* **What needs to be done**
Find and copy each line of the records where the string "Subscribe" shows up.

----------

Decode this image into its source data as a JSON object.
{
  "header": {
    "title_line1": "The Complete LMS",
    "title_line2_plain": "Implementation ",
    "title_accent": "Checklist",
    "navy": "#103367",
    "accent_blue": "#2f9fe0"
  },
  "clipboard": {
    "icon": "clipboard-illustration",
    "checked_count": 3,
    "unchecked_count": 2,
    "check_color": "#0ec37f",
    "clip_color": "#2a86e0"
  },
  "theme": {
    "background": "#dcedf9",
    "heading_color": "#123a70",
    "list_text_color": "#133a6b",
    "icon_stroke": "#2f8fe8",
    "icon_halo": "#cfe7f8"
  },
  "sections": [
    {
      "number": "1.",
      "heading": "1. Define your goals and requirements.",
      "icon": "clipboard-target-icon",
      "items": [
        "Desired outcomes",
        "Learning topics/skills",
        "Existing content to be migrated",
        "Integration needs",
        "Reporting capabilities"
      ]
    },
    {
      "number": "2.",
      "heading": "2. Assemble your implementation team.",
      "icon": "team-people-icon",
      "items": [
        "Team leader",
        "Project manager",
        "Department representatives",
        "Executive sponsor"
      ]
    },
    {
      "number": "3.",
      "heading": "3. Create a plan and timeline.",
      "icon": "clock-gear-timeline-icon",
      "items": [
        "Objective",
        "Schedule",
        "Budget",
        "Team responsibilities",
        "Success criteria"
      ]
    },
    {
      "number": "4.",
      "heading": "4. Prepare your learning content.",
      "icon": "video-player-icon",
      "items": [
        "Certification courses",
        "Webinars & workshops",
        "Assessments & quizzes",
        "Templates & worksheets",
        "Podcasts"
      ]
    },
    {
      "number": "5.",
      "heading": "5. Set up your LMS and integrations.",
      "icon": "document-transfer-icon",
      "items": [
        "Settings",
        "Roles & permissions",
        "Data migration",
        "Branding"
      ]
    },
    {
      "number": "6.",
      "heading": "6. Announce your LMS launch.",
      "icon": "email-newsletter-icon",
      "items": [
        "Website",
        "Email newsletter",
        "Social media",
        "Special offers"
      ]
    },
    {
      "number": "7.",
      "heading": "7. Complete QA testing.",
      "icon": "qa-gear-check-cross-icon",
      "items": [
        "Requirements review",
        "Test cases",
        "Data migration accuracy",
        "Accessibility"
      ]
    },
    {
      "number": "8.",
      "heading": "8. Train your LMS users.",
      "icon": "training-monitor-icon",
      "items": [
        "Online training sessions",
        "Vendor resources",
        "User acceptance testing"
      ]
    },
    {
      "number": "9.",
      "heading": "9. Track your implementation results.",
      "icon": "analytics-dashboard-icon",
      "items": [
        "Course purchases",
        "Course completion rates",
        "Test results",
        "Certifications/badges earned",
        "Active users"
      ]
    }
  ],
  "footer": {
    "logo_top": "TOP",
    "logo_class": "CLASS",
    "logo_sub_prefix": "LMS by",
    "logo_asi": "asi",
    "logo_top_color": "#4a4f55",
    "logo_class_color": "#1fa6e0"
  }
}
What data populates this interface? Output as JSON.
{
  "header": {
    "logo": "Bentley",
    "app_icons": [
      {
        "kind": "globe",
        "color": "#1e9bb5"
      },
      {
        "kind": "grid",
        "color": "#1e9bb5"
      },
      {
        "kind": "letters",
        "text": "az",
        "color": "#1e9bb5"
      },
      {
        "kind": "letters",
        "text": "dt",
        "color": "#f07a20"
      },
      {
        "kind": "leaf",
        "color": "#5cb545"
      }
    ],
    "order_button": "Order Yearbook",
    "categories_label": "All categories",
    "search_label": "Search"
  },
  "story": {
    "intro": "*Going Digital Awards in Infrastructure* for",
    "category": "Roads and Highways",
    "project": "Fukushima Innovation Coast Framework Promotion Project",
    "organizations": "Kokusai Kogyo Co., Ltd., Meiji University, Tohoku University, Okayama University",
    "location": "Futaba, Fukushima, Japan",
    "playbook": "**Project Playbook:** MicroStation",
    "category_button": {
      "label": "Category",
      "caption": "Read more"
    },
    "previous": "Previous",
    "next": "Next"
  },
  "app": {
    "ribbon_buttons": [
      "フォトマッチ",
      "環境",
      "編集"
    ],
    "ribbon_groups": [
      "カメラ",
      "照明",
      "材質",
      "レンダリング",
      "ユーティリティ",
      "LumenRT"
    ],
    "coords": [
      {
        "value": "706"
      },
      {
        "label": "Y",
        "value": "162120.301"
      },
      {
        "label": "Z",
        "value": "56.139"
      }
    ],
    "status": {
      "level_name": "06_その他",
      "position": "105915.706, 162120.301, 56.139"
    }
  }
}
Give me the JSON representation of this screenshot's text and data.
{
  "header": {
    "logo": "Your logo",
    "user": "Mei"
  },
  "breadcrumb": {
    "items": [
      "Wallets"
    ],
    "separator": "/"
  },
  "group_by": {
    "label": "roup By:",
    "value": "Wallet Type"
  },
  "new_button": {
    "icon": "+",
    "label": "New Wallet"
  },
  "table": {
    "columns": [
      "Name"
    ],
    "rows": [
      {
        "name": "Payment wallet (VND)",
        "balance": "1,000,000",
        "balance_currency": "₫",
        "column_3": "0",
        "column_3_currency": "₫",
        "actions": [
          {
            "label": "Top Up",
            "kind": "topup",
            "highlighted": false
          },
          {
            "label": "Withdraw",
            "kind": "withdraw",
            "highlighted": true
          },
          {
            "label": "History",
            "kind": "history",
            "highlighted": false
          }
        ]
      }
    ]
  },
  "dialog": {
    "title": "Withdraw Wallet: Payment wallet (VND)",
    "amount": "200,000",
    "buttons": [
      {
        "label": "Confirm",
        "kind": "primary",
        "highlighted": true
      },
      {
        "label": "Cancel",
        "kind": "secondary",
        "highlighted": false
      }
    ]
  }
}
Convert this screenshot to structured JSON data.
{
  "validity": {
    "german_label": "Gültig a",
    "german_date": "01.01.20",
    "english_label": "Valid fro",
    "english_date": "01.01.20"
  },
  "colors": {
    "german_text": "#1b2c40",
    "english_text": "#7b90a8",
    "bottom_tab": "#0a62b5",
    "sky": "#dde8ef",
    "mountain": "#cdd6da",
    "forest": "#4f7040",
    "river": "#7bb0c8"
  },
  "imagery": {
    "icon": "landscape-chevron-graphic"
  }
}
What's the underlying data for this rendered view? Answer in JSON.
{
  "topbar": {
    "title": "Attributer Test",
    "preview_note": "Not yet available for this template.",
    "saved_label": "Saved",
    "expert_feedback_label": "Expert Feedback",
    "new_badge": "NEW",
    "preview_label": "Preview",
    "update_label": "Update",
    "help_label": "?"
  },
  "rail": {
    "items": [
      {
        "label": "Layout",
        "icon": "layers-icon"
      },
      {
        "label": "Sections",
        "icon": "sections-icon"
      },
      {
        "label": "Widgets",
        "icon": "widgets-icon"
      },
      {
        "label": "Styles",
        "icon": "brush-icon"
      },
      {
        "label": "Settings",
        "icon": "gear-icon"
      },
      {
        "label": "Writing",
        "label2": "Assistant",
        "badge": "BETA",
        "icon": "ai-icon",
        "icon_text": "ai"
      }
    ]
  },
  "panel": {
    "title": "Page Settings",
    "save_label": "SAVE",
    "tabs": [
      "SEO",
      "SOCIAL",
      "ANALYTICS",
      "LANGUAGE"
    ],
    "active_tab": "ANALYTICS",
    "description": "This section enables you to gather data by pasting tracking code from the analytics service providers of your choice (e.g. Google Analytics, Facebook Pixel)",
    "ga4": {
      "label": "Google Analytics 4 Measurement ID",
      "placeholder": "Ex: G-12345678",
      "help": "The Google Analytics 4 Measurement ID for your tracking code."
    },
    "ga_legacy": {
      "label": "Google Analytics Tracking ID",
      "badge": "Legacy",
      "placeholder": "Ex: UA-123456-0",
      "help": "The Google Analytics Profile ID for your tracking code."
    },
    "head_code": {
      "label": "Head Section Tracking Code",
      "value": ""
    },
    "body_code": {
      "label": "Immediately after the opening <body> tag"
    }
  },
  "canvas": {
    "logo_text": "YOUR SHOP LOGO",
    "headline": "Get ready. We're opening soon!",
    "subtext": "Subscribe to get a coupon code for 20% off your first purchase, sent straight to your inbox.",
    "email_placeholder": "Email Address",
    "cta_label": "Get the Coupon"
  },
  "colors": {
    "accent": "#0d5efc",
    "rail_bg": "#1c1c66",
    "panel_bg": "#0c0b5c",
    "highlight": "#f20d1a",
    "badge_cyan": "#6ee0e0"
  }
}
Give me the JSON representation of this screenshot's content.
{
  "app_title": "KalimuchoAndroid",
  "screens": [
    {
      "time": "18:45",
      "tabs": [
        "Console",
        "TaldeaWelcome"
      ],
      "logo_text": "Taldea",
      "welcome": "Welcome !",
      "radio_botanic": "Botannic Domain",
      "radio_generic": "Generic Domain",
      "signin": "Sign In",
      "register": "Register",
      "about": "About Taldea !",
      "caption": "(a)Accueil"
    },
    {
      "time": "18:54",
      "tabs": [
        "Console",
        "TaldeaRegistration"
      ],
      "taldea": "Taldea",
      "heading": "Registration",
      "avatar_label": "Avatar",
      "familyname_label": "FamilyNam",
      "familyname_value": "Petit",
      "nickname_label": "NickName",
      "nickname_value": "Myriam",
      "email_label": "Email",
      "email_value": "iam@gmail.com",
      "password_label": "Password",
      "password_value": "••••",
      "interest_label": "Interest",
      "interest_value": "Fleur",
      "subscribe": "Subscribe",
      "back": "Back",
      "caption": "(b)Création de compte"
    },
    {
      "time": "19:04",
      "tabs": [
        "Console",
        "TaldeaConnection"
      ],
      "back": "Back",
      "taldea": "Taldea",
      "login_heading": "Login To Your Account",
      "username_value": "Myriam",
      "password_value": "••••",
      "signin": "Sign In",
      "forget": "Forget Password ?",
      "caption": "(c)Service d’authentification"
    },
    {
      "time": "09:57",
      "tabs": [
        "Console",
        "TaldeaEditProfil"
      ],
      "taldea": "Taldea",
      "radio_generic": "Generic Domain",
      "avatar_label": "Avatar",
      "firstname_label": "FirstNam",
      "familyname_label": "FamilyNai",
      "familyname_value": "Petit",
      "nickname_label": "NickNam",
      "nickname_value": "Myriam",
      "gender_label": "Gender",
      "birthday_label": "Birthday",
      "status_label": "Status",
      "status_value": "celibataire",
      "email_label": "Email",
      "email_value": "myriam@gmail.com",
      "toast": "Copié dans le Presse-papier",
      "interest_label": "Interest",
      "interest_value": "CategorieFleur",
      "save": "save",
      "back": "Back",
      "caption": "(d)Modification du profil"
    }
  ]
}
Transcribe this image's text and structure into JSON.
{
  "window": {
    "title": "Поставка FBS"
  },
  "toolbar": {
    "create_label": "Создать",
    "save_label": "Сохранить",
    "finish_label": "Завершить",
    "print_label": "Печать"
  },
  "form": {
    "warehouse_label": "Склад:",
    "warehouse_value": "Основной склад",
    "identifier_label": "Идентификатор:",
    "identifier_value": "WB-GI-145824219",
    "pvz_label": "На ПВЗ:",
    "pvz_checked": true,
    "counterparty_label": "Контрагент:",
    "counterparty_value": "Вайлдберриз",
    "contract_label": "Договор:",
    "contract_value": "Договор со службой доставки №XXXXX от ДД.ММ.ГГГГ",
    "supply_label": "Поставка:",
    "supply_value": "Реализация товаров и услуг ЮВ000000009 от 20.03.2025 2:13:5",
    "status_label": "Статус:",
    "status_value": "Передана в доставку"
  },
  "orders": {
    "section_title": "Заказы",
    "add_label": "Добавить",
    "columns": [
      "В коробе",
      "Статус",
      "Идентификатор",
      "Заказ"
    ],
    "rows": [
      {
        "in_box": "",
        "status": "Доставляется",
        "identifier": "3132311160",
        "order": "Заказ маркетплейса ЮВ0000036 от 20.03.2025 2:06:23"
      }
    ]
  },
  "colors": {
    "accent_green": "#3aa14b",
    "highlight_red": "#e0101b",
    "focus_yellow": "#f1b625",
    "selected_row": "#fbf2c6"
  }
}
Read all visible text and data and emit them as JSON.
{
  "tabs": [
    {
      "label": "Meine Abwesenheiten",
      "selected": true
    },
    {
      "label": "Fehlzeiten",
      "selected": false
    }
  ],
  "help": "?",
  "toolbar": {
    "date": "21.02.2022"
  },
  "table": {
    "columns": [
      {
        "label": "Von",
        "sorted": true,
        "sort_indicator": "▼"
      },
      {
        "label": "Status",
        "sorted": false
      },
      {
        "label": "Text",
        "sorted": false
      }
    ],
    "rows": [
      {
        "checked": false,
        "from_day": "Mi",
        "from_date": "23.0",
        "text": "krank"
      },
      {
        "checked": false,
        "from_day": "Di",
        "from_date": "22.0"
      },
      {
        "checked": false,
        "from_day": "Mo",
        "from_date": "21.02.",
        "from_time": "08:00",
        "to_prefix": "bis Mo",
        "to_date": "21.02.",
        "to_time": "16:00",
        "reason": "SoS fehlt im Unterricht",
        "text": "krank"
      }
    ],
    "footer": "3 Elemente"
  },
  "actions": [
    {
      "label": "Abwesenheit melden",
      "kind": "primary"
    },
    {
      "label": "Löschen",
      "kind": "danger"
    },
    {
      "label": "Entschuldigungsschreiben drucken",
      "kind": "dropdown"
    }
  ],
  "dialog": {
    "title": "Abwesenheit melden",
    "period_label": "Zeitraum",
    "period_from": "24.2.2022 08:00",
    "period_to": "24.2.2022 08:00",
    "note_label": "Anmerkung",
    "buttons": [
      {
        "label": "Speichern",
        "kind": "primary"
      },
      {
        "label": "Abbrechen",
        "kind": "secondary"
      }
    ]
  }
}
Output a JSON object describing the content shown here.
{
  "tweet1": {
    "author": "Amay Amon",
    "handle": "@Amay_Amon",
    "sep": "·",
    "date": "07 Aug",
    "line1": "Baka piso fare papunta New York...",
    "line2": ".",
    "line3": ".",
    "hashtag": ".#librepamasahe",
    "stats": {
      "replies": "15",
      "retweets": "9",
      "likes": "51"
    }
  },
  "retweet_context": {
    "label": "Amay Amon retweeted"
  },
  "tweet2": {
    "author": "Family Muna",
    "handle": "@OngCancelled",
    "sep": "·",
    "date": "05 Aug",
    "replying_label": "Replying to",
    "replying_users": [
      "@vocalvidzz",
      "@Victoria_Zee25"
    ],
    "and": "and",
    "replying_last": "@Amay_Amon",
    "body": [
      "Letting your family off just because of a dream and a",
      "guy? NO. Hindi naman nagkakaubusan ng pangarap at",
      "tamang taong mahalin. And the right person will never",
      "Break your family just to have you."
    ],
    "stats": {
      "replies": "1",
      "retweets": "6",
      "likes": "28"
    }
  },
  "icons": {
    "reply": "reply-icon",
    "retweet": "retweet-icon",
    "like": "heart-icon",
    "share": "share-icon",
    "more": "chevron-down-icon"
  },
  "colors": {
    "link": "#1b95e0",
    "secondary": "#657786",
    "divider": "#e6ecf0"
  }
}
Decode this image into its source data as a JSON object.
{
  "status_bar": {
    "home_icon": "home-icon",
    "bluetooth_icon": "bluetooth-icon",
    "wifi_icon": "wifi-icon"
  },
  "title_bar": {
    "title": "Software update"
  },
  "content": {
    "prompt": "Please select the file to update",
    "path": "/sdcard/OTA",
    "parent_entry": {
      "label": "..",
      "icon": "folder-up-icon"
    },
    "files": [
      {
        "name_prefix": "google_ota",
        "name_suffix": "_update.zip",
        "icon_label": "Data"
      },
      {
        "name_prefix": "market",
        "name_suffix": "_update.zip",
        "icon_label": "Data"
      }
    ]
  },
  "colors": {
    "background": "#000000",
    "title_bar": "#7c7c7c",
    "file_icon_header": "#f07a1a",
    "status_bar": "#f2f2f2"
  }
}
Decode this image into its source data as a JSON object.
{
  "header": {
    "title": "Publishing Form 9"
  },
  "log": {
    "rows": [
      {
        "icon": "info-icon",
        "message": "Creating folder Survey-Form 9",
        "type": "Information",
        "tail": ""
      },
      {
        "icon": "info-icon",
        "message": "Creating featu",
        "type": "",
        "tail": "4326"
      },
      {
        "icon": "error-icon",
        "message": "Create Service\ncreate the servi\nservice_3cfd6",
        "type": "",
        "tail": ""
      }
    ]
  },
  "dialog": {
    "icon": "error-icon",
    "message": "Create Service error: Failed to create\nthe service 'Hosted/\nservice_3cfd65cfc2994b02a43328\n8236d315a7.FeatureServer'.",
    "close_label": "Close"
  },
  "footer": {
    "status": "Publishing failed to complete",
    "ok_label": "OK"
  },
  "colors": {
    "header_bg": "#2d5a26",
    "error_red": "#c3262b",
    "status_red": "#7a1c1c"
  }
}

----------

* **Output of the exercise**
    "subtext": "Subscribe to get a coupon code for 20% off your first purchase, sent straight to your inbox.",
      "subscribe": "Subscribe",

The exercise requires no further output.